## Instructions to follow
Where does the string "this" occur in the entries below? Copy every line where it does.

::: Data listing

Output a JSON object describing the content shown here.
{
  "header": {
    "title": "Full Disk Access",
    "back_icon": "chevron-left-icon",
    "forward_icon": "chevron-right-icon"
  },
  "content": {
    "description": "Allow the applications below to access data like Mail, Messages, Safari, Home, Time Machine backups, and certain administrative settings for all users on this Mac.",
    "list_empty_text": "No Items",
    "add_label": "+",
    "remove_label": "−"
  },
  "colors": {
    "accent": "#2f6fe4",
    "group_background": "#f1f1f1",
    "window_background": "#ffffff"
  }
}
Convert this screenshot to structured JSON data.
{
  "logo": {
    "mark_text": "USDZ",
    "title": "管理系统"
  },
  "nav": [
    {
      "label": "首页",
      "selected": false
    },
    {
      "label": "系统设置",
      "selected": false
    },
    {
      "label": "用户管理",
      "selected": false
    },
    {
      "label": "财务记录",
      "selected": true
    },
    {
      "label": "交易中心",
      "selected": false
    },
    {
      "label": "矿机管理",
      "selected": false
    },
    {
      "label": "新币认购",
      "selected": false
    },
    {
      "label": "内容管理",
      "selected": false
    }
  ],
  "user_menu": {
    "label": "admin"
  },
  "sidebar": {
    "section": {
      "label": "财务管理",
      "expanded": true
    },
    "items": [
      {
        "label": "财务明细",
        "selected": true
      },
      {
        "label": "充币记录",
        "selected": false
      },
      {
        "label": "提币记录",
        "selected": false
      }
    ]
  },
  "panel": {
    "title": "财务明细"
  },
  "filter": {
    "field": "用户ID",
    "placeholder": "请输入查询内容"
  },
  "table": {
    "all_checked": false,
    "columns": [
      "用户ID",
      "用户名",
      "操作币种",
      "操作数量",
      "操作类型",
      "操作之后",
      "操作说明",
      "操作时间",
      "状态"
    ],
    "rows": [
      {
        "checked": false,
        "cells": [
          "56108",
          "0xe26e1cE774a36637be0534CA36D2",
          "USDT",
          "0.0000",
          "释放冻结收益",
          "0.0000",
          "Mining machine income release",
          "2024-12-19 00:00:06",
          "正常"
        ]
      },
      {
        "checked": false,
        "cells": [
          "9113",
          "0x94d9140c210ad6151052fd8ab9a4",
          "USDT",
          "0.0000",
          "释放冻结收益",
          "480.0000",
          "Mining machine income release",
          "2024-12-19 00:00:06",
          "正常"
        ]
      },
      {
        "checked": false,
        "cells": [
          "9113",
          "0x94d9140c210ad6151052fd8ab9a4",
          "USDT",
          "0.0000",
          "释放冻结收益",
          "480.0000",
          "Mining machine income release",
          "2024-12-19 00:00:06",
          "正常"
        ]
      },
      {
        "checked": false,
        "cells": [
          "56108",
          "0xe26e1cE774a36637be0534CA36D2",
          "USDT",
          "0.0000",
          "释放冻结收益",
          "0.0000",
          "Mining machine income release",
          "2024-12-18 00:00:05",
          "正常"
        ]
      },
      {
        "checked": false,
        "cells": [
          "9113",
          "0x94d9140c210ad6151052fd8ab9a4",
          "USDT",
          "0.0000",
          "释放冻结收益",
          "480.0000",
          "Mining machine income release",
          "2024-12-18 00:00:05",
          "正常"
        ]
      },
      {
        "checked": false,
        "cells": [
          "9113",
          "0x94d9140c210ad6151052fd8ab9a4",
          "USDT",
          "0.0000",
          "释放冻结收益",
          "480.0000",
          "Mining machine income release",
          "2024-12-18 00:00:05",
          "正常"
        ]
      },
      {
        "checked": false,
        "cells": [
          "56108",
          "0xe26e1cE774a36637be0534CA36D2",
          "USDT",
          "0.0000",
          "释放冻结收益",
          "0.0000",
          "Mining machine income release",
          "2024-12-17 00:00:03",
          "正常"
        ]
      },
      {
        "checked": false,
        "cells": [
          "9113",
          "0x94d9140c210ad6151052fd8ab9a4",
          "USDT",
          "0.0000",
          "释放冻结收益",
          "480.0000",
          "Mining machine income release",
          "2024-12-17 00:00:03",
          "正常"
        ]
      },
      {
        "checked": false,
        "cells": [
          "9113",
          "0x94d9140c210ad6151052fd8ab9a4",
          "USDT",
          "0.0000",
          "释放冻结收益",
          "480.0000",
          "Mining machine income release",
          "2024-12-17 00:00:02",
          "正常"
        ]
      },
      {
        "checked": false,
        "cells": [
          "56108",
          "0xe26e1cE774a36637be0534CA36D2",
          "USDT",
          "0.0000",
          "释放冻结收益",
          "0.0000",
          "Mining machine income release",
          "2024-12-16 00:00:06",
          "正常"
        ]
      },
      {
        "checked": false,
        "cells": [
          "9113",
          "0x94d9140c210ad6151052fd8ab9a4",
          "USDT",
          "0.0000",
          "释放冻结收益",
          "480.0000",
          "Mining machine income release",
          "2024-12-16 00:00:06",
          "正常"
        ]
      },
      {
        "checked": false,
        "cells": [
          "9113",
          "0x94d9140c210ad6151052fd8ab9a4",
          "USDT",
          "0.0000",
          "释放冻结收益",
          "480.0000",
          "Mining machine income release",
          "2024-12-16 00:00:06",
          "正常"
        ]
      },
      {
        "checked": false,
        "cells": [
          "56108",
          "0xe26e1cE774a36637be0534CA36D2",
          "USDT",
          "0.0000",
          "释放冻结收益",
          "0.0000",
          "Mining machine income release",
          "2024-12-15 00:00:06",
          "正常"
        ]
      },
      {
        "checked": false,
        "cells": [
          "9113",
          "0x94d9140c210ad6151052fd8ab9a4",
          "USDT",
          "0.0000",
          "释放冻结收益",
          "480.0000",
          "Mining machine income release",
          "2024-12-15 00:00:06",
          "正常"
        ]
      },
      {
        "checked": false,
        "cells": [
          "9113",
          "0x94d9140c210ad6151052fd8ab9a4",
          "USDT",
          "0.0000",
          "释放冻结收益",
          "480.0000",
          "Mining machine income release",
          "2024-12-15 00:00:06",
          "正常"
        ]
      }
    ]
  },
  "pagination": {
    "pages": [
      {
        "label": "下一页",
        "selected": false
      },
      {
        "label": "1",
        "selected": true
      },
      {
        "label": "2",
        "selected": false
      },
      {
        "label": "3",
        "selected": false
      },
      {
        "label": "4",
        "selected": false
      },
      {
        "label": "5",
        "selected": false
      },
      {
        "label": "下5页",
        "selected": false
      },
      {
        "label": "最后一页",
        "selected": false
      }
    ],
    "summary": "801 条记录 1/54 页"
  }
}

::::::

## Finished exercise
    "description": "Allow the applications below to access data like Mail, Messages, Safari, Home, Time Machine backups, and certain administrative settings for all users on this Mac.",
Convert this screenshot to structured JSON data.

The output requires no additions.